> **Assignment**
Leave out every picture, and restate word for word only the lines from the one containing "Output a JSON" through the end of the material.
::::
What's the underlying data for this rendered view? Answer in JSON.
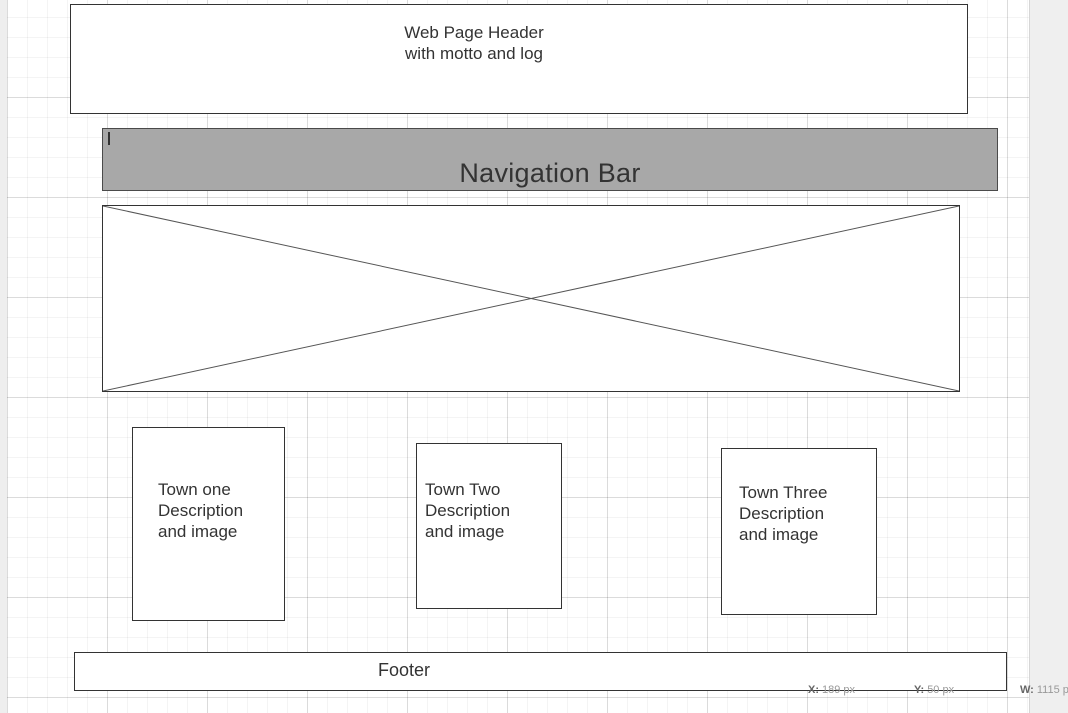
{
  "header": {
    "text": "Web Page Header\nwith motto and log"
  },
  "navigation": {
    "label": "Navigation Bar",
    "color": "#a8a8a8"
  },
  "image_placeholder": {
    "icon": "x-placeholder"
  },
  "towns": [
    {
      "text": "Town one\nDescription\nand image"
    },
    {
      "text": "Town Two\nDescription\nand image"
    },
    {
      "text": "Town Three\nDescription\nand image"
    }
  ],
  "footer": {
    "label": "Footer"
  },
  "status": {
    "x_label": "X:",
    "x_value": "189 px",
    "y_label": "Y:",
    "y_value": "50 px",
    "w_label": "W:",
    "w_value": "1115 p"
  }
}
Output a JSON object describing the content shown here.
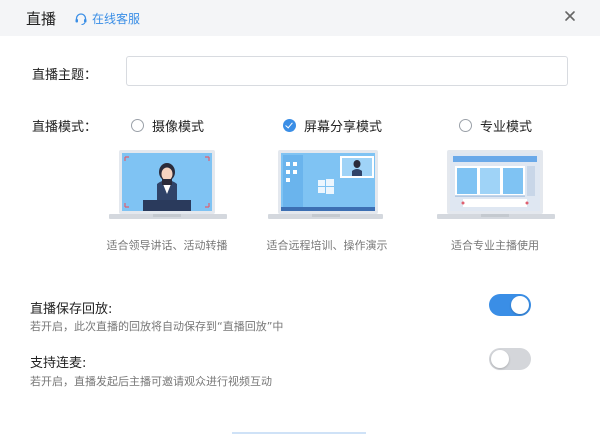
{
  "header": {
    "title": "直播",
    "support_label": "在线客服"
  },
  "form": {
    "topic_label": "直播主题：",
    "topic_value": "",
    "mode_label": "直播模式：",
    "modes": [
      {
        "label": "摄像模式",
        "checked": false,
        "caption": "适合领导讲话、活动转播"
      },
      {
        "label": "屏幕分享模式",
        "checked": true,
        "caption": "适合远程培训、操作演示"
      },
      {
        "label": "专业模式",
        "checked": false,
        "caption": "适合专业主播使用"
      }
    ]
  },
  "settings": [
    {
      "title": "直播保存回放:",
      "desc": "若开启，此次直播的回放将自动保存到“直播回放”中",
      "enabled": true
    },
    {
      "title": "支持连麦:",
      "desc": "若开启，直播发起后主播可邀请观众进行视频互动",
      "enabled": false
    }
  ],
  "colors": {
    "accent": "#3a8ee6",
    "header_bg": "#f4f5f7",
    "toggle_off": "#d4d6da"
  }
}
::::
> **Response for this exercise**
Output a JSON object describing the content shown here.
{
  "header": {
    "title": "直播",
    "support_label": "在线客服"
  },
  "form": {
    "topic_label": "直播主题：",
    "topic_value": "",
    "mode_label": "直播模式：",
    "modes": [
      {
        "label": "摄像模式",
        "checked": false,
        "caption": "适合领导讲话、活动转播"
      },
      {
        "label": "屏幕分享模式",
        "checked": true,
        "caption": "适合远程培训、操作演示"
      },
      {
        "label": "专业模式",
        "checked": false,
        "caption": "适合专业主播使用"
      }
    ]
  },
  "settings": [
    {
      "title": "直播保存回放:",
      "desc": "若开启，此次直播的回放将自动保存到“直播回放”中",
      "enabled": true
    },
    {
      "title": "支持连麦:",
      "desc": "若开启，直播发起后主播可邀请观众进行视频互动",
      "enabled": false
    }
  ],
  "colors": {
    "accent": "#3a8ee6",
    "header_bg": "#f4f5f7",
    "toggle_off": "#d4d6da"
  }
}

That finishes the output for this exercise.